BEGIN Available data
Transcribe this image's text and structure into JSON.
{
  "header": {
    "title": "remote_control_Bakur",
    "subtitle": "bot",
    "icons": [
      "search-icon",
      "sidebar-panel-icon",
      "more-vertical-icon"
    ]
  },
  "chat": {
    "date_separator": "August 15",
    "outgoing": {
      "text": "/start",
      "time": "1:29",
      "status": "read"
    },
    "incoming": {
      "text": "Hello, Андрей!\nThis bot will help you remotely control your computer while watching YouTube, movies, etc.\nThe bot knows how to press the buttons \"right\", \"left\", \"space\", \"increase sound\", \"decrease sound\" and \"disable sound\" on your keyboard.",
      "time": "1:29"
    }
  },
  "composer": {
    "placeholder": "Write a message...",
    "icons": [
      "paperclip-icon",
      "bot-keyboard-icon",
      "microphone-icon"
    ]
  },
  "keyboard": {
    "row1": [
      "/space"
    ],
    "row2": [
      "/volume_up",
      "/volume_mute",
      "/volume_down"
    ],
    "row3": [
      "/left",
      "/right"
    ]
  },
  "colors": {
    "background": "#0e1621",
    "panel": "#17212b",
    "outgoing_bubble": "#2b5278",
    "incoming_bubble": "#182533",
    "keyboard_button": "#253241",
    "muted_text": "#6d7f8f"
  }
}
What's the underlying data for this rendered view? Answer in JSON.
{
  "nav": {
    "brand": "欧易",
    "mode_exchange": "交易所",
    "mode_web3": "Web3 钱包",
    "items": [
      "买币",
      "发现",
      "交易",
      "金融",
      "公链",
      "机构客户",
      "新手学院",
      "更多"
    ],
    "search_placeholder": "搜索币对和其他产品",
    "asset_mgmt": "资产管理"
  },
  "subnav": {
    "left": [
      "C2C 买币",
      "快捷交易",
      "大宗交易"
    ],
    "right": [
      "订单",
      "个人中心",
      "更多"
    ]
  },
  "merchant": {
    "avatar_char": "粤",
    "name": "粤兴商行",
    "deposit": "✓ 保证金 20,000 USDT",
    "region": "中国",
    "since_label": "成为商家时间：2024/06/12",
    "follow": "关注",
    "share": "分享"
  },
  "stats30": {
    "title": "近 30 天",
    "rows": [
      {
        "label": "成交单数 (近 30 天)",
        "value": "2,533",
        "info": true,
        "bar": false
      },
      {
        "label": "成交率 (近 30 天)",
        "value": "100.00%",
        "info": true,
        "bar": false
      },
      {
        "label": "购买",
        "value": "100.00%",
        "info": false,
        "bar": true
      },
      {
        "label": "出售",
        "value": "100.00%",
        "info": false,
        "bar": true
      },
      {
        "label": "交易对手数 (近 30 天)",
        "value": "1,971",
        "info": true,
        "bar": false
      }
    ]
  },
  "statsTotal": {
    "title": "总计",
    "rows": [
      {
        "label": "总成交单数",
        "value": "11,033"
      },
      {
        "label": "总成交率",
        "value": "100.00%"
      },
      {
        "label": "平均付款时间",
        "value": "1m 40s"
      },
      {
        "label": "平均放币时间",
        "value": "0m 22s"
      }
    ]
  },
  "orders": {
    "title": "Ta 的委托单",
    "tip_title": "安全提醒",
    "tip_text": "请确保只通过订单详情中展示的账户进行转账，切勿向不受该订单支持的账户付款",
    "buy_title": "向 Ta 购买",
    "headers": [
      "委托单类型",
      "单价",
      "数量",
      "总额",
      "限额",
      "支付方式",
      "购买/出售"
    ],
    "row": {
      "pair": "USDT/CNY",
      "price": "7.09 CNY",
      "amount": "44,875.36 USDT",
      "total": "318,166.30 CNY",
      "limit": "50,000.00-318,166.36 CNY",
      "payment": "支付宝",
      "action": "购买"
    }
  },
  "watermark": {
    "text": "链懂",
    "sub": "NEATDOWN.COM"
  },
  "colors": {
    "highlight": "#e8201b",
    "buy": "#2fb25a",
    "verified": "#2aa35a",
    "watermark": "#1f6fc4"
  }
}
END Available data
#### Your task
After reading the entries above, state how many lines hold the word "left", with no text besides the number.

#### Response below
3